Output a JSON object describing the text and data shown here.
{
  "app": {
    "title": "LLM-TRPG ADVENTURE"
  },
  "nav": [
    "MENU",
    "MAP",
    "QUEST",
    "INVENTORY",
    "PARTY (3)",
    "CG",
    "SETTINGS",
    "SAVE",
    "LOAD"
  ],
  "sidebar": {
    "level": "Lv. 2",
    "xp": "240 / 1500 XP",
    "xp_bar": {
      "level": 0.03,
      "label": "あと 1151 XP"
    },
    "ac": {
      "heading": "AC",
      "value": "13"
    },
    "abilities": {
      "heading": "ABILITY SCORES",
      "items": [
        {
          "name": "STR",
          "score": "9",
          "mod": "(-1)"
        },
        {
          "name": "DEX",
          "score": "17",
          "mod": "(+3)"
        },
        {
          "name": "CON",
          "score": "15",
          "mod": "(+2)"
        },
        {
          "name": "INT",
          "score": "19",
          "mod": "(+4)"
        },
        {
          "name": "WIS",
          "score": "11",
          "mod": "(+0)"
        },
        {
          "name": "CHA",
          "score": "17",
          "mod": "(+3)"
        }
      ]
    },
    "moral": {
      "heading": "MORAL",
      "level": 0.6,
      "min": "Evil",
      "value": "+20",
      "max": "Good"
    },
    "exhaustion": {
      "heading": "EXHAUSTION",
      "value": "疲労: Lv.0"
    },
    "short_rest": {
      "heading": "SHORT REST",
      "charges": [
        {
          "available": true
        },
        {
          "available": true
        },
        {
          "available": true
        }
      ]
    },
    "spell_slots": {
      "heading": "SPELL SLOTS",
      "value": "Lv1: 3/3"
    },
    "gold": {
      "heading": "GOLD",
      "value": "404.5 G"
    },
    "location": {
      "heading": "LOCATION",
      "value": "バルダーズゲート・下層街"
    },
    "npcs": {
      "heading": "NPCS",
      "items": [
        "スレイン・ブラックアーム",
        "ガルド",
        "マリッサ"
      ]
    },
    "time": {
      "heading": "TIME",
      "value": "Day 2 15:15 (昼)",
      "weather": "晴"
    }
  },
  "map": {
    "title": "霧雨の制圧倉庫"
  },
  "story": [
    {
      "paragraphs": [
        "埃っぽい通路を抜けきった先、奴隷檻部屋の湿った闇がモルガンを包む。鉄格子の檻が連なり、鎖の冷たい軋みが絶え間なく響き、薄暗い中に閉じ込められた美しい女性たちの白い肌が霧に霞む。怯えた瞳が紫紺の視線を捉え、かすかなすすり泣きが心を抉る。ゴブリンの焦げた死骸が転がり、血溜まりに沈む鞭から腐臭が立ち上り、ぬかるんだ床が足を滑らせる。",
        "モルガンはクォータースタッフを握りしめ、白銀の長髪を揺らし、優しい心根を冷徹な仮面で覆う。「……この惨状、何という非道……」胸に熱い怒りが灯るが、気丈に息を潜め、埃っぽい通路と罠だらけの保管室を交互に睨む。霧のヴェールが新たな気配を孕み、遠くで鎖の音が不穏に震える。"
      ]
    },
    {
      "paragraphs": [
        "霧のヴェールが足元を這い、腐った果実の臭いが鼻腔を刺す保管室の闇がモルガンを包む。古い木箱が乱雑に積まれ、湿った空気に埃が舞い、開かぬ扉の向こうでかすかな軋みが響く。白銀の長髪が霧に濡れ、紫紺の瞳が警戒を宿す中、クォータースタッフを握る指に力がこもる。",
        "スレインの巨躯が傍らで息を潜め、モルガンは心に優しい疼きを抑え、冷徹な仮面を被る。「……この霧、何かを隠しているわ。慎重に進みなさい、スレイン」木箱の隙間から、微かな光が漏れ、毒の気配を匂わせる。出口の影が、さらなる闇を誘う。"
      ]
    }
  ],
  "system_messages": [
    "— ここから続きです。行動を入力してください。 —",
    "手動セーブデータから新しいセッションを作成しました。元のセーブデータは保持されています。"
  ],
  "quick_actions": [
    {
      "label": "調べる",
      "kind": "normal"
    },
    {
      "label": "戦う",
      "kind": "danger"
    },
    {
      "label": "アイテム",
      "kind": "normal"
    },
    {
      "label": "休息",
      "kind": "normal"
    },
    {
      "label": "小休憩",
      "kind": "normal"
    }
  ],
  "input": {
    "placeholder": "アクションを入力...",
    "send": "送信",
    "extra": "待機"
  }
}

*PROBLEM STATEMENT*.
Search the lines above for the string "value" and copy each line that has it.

*RESPONSE*.
      "value": "13"
      "value": "+20",
      "value": "疲労: Lv.0"
      "value": "Lv1: 3/3"
      "value": "404.5 G"
      "value": "バルダーズゲート・下層街"
      "value": "Day 2 15:15 (昼)",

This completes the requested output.